#### [Task objective]
Every line in the entries that holds "Variables" should be identified and copied.
╭──
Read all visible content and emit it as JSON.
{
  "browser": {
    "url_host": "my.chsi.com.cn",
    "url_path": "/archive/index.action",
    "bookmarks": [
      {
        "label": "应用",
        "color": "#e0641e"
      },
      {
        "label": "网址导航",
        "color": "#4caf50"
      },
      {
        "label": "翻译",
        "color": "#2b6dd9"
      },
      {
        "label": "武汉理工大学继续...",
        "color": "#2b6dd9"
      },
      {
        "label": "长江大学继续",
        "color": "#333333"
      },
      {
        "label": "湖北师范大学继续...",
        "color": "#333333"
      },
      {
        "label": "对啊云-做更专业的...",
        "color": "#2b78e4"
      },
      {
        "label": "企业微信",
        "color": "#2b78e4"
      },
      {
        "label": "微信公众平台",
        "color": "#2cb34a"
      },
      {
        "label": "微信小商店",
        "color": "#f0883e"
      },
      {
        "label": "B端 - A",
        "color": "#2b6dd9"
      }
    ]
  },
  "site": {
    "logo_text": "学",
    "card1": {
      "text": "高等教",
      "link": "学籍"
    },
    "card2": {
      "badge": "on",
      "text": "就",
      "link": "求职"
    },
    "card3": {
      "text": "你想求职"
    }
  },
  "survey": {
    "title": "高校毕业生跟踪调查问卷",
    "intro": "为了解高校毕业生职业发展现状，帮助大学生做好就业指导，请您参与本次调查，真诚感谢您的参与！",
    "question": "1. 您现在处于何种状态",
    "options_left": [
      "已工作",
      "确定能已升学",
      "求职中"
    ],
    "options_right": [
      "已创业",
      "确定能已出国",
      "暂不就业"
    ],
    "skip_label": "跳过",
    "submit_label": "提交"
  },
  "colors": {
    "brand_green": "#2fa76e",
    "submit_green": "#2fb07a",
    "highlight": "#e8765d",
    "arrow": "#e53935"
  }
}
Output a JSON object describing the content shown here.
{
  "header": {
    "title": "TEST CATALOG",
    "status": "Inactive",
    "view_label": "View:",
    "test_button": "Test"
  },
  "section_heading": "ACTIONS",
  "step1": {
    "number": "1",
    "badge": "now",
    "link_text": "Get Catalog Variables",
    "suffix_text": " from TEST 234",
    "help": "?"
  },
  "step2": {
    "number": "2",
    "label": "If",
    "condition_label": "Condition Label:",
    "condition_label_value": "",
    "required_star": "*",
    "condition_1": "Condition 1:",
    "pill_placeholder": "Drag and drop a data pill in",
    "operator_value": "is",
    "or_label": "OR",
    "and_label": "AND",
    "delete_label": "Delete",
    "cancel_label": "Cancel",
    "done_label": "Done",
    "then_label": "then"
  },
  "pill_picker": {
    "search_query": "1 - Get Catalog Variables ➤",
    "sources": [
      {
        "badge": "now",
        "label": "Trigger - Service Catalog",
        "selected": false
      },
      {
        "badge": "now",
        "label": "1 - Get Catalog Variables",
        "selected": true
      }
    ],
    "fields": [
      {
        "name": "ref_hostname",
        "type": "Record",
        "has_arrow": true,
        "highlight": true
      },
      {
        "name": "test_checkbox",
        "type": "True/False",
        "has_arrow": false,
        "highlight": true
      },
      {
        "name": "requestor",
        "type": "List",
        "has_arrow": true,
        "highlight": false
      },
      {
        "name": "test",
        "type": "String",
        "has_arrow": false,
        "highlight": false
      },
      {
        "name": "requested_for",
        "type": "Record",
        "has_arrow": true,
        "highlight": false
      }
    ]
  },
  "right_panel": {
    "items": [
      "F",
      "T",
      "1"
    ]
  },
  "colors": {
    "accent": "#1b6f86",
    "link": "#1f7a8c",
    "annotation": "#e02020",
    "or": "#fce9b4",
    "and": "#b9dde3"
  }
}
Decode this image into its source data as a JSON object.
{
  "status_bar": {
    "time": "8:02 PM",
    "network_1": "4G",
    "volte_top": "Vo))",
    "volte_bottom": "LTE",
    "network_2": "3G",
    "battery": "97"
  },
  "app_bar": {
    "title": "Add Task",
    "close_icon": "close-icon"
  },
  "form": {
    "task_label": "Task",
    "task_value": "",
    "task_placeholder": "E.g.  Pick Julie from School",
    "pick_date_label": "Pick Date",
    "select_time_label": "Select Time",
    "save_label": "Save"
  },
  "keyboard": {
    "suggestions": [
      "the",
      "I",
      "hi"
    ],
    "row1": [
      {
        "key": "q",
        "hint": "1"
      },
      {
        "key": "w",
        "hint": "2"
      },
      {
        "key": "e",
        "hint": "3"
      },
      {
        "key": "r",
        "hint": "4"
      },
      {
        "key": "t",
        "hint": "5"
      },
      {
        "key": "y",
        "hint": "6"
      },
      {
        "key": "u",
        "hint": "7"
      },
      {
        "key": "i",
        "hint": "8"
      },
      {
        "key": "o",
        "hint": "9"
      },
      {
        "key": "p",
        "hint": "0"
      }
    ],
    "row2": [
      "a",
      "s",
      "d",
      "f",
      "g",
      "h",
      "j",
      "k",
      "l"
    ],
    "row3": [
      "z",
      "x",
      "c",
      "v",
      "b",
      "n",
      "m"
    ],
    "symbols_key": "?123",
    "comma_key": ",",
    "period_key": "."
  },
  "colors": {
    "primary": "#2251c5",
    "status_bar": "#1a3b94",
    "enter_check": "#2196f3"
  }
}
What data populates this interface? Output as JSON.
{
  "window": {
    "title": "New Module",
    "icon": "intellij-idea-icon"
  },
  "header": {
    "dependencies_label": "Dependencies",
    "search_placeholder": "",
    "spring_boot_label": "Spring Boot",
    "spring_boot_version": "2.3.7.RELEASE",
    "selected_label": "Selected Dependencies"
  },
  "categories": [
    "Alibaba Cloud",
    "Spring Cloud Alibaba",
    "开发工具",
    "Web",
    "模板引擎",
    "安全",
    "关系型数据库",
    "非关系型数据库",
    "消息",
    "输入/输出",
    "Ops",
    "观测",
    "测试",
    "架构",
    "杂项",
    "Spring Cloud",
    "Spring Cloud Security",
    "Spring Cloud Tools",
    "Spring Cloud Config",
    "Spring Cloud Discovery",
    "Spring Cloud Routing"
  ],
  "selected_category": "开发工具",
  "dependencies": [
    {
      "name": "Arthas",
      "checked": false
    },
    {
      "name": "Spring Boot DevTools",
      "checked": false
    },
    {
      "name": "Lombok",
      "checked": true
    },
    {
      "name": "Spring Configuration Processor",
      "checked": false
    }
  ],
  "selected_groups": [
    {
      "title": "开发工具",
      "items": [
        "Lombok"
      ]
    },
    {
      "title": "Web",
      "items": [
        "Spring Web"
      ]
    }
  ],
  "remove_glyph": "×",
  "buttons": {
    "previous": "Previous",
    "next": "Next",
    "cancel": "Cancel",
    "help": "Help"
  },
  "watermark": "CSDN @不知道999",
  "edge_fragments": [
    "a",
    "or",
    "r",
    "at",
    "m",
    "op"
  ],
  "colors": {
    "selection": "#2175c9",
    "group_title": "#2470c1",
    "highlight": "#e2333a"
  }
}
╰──
#### [Response]
    "link_text": "Get Catalog Variables",
    "search_query": "1 - Get Catalog Variables ➤",
        "label": "1 - Get Catalog Variables",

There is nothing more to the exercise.